Task objective
Below are the records; copy every line in them that holds the string "this".

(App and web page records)
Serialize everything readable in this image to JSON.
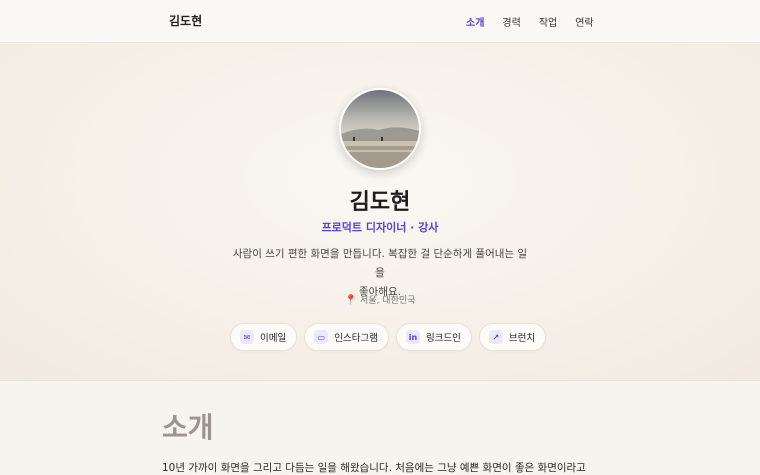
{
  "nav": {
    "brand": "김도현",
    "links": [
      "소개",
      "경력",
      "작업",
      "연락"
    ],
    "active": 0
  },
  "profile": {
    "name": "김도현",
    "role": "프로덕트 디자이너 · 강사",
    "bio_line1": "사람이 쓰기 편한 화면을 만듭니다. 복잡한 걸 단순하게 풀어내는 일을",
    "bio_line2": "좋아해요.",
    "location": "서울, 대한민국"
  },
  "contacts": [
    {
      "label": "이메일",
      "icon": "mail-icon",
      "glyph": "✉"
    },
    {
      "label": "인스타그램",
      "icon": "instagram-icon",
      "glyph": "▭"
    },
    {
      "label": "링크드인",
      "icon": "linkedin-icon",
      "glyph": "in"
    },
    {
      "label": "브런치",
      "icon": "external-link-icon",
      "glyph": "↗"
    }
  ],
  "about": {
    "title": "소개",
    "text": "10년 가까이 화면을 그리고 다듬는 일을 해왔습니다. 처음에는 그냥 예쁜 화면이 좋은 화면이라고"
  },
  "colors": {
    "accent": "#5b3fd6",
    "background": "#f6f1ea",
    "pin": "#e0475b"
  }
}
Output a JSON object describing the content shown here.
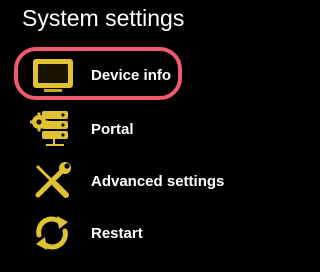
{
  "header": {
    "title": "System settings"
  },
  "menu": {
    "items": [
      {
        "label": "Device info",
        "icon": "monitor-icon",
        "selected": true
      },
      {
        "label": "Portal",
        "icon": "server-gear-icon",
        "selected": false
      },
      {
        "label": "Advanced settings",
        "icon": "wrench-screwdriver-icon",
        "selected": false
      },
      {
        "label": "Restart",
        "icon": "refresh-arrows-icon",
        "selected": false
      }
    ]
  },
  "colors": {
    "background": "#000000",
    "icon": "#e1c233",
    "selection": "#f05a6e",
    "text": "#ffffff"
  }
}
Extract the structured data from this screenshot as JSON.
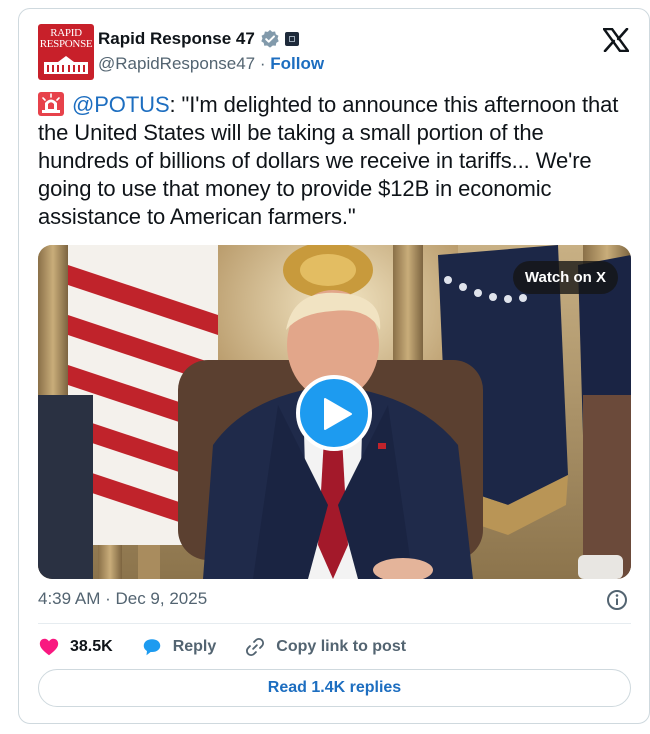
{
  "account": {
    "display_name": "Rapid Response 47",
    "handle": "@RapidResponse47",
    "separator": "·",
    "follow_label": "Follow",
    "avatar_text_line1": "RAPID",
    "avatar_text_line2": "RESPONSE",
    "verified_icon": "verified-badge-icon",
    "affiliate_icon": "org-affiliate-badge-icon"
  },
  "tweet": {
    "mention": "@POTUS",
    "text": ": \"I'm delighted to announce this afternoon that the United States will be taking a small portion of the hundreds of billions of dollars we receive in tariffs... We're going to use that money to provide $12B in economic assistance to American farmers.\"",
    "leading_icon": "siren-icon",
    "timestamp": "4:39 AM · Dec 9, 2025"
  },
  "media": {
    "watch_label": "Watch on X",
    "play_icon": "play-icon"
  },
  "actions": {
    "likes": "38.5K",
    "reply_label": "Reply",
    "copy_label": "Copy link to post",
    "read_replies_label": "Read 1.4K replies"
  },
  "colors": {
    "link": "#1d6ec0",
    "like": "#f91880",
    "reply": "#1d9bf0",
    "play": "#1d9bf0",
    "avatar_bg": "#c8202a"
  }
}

Result
Serialize everything readable in this image to JSON.
Extract the structured data from this screenshot as JSON.
    "text": ": \"I'm delighted to announce this afternoon that the United States will be taking a small portion of the hundreds of billions of dollars we receive in tariffs... We're going to use that money to provide $12B in economic assistance to American farmers.\"",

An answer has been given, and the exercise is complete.